Bowman's story puts a personal face on the myriad reasons women are often hesitant to come forward with rape allegations. They often face disbelief, harrassment, or accusations of wrongdoing themselves. And a woman's chances of winning a conviction in a rape case are extremely low compared to other crimes.

In the most recent crime data released by the FBI, only 40 percent of documented rape cases ended in "clearance." Clearance indicates that officers were able to close a case, either via an arrest, or in some cases due to victim non-compliance - this latter method is called an "exceptional" clearance. This percent of rape cases cleared has declined sharply since 1995, while clearance rates for murder and aggravated assault have held steady.

But the reality is far more troubling than these numbers suggest.

Earlier this year, law professor Corey Yung released a lengthy paper providing evidence that police departments are systematically undercounting rape in large cities across the country. His numbers, which he calls "conservative," suggest that "an additional 796,213 to 1,145,309 forcible rapes of women have been reported to authorities, but police have hidden them from the public record, thereby feeding the myth of the 'great decline' in rape."

Yung looked at cities with highly disparate rates of murder and rape. Because murder rates are generally known to be quite accurate and correlated with rape, if a city's rape trends are considerably divergent from its murder trends, there's good reason to suspect that the rape numbers are off. And in many cases, rates of rape were considerably and unexpectedly lower than murder rates.

Even worse, the number of jurisdictions under-reporting rape cases has been increasing over the past 18 years, according to Yung's data.

Yung explains in the e-mail that "rape cases are viewed by many police as unlikely to yield a prosecution or conviction. ... Unfortunately, this creates a vicious cycle: police believe rape cases are unwinnable so they don’t investigate many cases [--] which then actually makes less rape cases result in a conviction which reinforces the belief that such cases are unwinnable."

This vicious cycle is at the heart of a just-released investigation of the New Orleans police department, which found that detectives only followed up on 14 percent of sex crime reports over a period of three years, leaving hundreds of allegations completely uninvestigated. "I think a lot of what happened in the NOPD could be found in police departments across the country," Yung said.

Even among the few cases that do lead to an arrest, only 4 in 10 end up with a felony conviction, according to data compiled by the Rape, Abuse and Incest National Network (RAINN). With the odds stacked to sharply against them, it's little wonder that many women are hesitant to even report rape to begin with.

There are signs that law enforcement is beginning to take rape allegations more seriously. Starting this year, the FBI finally updated its 80-year-old definition of rape, which had previously been defined as "carnal knowledge of a female forcibly and against her will."

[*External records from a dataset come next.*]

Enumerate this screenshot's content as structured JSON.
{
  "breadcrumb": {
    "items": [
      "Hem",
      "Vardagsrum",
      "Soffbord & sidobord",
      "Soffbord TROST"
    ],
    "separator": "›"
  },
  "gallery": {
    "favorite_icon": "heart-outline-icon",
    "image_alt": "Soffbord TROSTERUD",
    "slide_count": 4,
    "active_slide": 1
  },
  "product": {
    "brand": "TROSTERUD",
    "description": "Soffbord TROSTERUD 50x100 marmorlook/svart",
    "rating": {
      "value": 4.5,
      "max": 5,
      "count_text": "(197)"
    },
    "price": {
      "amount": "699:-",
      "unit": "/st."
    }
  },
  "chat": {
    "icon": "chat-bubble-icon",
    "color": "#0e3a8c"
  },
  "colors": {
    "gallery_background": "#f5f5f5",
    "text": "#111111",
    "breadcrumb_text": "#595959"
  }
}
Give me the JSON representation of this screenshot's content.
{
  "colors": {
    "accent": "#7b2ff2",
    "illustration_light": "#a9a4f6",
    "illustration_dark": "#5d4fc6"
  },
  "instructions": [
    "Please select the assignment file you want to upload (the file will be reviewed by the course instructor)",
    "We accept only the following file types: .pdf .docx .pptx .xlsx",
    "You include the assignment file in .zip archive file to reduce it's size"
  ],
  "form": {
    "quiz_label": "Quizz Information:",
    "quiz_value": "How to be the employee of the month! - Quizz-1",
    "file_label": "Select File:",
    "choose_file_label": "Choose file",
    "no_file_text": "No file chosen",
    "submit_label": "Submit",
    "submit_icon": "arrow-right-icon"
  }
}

As Slate's Amanda Hess points out, this definition excluded rapes of men, instances of non-vaginal penetration, or sexual assaults involving objects. "The new definition also drops the 'forcible' qualifier in favor of 'without the consent of the victim,'" Hess writes, "encouraging jurisdictions to report rapes perpetrated without a show of physical force."

This change could lead to better reporting of rape, and a better understanding of who commits it, and who the crime's victims are. But only if police departments make a good faith effort to use the new definition. "Because adherence to the new definition is optional," Yung says, "any changes in data from previous years will be hard to interpret without knowing which jurisdictions are using it." Hess reports that 10,000 out of 18,000 jurisdictions used it for their reports to the FBI this year.